(Saved data entries)
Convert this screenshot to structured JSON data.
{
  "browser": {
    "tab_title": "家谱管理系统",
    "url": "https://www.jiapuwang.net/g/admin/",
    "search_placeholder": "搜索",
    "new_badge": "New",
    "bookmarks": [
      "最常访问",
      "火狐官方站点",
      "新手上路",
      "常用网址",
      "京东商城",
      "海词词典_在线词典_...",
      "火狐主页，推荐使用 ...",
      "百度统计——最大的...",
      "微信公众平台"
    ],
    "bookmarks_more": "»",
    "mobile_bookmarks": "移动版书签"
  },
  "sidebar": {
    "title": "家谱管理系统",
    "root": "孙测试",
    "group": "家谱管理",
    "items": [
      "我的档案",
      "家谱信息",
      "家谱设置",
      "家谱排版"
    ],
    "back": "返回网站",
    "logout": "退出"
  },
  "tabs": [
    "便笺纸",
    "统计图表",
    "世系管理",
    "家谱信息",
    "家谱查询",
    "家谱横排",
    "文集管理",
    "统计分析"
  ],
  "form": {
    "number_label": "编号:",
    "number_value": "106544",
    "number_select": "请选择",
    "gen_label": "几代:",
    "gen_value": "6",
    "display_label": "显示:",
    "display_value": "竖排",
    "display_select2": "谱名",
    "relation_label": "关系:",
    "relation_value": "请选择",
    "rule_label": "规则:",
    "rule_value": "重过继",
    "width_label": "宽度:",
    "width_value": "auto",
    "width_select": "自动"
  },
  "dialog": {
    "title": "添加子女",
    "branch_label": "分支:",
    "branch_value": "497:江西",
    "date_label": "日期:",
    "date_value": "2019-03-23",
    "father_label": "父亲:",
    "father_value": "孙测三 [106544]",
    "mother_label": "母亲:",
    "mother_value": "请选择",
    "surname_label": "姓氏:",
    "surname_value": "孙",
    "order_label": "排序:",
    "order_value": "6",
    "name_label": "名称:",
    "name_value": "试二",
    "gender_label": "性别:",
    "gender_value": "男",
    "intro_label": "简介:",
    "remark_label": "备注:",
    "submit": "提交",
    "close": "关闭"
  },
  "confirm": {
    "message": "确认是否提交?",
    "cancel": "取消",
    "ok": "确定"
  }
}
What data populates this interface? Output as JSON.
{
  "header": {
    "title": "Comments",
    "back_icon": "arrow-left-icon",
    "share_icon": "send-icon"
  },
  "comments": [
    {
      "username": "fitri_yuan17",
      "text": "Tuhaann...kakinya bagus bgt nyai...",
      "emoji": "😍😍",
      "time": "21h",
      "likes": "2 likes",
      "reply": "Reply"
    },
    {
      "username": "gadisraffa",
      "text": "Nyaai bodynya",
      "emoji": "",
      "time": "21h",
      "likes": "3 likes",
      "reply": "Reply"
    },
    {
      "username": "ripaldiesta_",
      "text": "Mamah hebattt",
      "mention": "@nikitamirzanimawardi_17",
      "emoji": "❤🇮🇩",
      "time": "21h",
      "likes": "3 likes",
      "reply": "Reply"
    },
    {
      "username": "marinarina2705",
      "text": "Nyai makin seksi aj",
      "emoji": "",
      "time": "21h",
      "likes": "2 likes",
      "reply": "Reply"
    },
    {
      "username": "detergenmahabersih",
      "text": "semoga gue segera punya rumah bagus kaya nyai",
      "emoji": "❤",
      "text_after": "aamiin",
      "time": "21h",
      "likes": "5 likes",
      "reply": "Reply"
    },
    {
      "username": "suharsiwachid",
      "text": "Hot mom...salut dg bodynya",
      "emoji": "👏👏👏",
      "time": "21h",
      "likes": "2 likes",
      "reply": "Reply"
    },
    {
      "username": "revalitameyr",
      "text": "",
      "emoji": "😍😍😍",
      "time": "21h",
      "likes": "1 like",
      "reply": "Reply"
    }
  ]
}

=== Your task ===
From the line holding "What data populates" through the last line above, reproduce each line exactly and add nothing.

=== Answer below ===
What data populates this interface? Output as JSON.
{
  "header": {
    "title": "Comments",
    "back_icon": "arrow-left-icon",
    "share_icon": "send-icon"
  },
  "comments": [
    {
      "username": "fitri_yuan17",
      "text": "Tuhaann...kakinya bagus bgt nyai...",
      "emoji": "😍😍",
      "time": "21h",
      "likes": "2 likes",
      "reply": "Reply"
    },
    {
      "username": "gadisraffa",
      "text": "Nyaai bodynya",
      "emoji": "",
      "time": "21h",
      "likes": "3 likes",
      "reply": "Reply"
    },
    {
      "username": "ripaldiesta_",
      "text": "Mamah hebattt",
      "mention": "@nikitamirzanimawardi_17",
      "emoji": "❤🇮🇩",
      "time": "21h",
      "likes": "3 likes",
      "reply": "Reply"
    },
    {
      "username": "marinarina2705",
      "text": "Nyai makin seksi aj",
      "emoji": "",
      "time": "21h",
      "likes": "2 likes",
      "reply": "Reply"
    },
    {
      "username": "detergenmahabersih",
      "text": "semoga gue segera punya rumah bagus kaya nyai",
      "emoji": "❤",
      "text_after": "aamiin",
      "time": "21h",
      "likes": "5 likes",
      "reply": "Reply"
    },
    {
      "username": "suharsiwachid",
      "text": "Hot mom...salut dg bodynya",
      "emoji": "👏👏👏",
      "time": "21h",
      "likes": "2 likes",
      "reply": "Reply"
    },
    {
      "username": "revalitameyr",
      "text": "",
      "emoji": "😍😍😍",
      "time": "21h",
      "likes": "1 like",
      "reply": "Reply"
    }
  ]
}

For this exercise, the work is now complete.